Filter the entries down to the lines containing "data", and copy those lines.
━━━━━ ENTRIES PROVIDED
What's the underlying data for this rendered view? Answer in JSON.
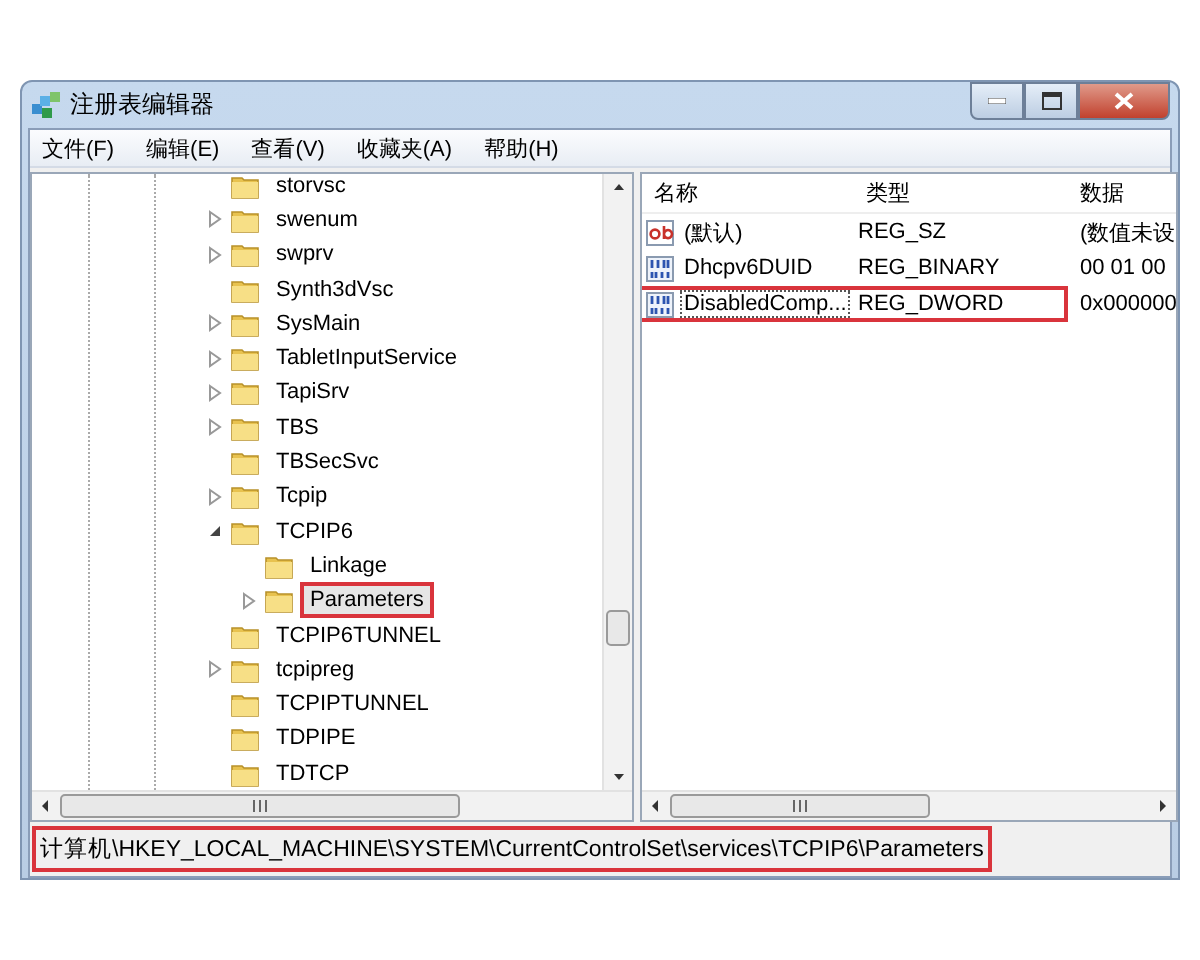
{
  "window": {
    "title": "注册表编辑器"
  },
  "menu": [
    "文件(F)",
    "编辑(E)",
    "查看(V)",
    "收藏夹(A)",
    "帮助(H)"
  ],
  "tree": [
    {
      "label": "storvsc",
      "expandable": false,
      "expanded": false,
      "selected": false,
      "highlighted": false
    },
    {
      "label": "swenum",
      "expandable": true,
      "expanded": false,
      "selected": false,
      "highlighted": false
    },
    {
      "label": "swprv",
      "expandable": true,
      "expanded": false,
      "selected": false,
      "highlighted": false
    },
    {
      "label": "Synth3dVsc",
      "expandable": false,
      "expanded": false,
      "selected": false,
      "highlighted": false
    },
    {
      "label": "SysMain",
      "expandable": true,
      "expanded": false,
      "selected": false,
      "highlighted": false
    },
    {
      "label": "TabletInputService",
      "expandable": true,
      "expanded": false,
      "selected": false,
      "highlighted": false
    },
    {
      "label": "TapiSrv",
      "expandable": true,
      "expanded": false,
      "selected": false,
      "highlighted": false
    },
    {
      "label": "TBS",
      "expandable": true,
      "expanded": false,
      "selected": false,
      "highlighted": false
    },
    {
      "label": "TBSecSvc",
      "expandable": false,
      "expanded": false,
      "selected": false,
      "highlighted": false
    },
    {
      "label": "Tcpip",
      "expandable": true,
      "expanded": false,
      "selected": false,
      "highlighted": false
    },
    {
      "label": "TCPIP6",
      "expandable": true,
      "expanded": true,
      "selected": false,
      "highlighted": false,
      "children": [
        {
          "label": "Linkage",
          "expandable": false,
          "expanded": false,
          "selected": false,
          "highlighted": false
        },
        {
          "label": "Parameters",
          "expandable": true,
          "expanded": false,
          "selected": true,
          "highlighted": true
        }
      ]
    },
    {
      "label": "TCPIP6TUNNEL",
      "expandable": false,
      "expanded": false,
      "selected": false,
      "highlighted": false
    },
    {
      "label": "tcpipreg",
      "expandable": true,
      "expanded": false,
      "selected": false,
      "highlighted": false
    },
    {
      "label": "TCPIPTUNNEL",
      "expandable": false,
      "expanded": false,
      "selected": false,
      "highlighted": false
    },
    {
      "label": "TDPIPE",
      "expandable": false,
      "expanded": false,
      "selected": false,
      "highlighted": false
    },
    {
      "label": "TDTCP",
      "expandable": false,
      "expanded": false,
      "selected": false,
      "highlighted": false
    }
  ],
  "list": {
    "columns": [
      "名称",
      "类型",
      "数据"
    ],
    "rows": [
      {
        "kind": "string",
        "name": "(默认)",
        "type": "REG_SZ",
        "data": "(数值未设",
        "selected": false,
        "highlighted": false
      },
      {
        "kind": "binary",
        "name": "Dhcpv6DUID",
        "type": "REG_BINARY",
        "data": "00 01 00",
        "selected": false,
        "highlighted": false
      },
      {
        "kind": "binary",
        "name": "DisabledComp...",
        "type": "REG_DWORD",
        "data": "0x000000",
        "selected": true,
        "highlighted": true
      }
    ]
  },
  "status_bar": {
    "path": "计算机\\HKEY_LOCAL_MACHINE\\SYSTEM\\CurrentControlSet\\services\\TCPIP6\\Parameters",
    "highlighted": true
  }
}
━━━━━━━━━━
TASK ANSWER:
What's the underlying data for this rendered view? Answer in JSON.
        "data": "(数值未设",
        "data": "00 01 00",
        "data": "0x000000",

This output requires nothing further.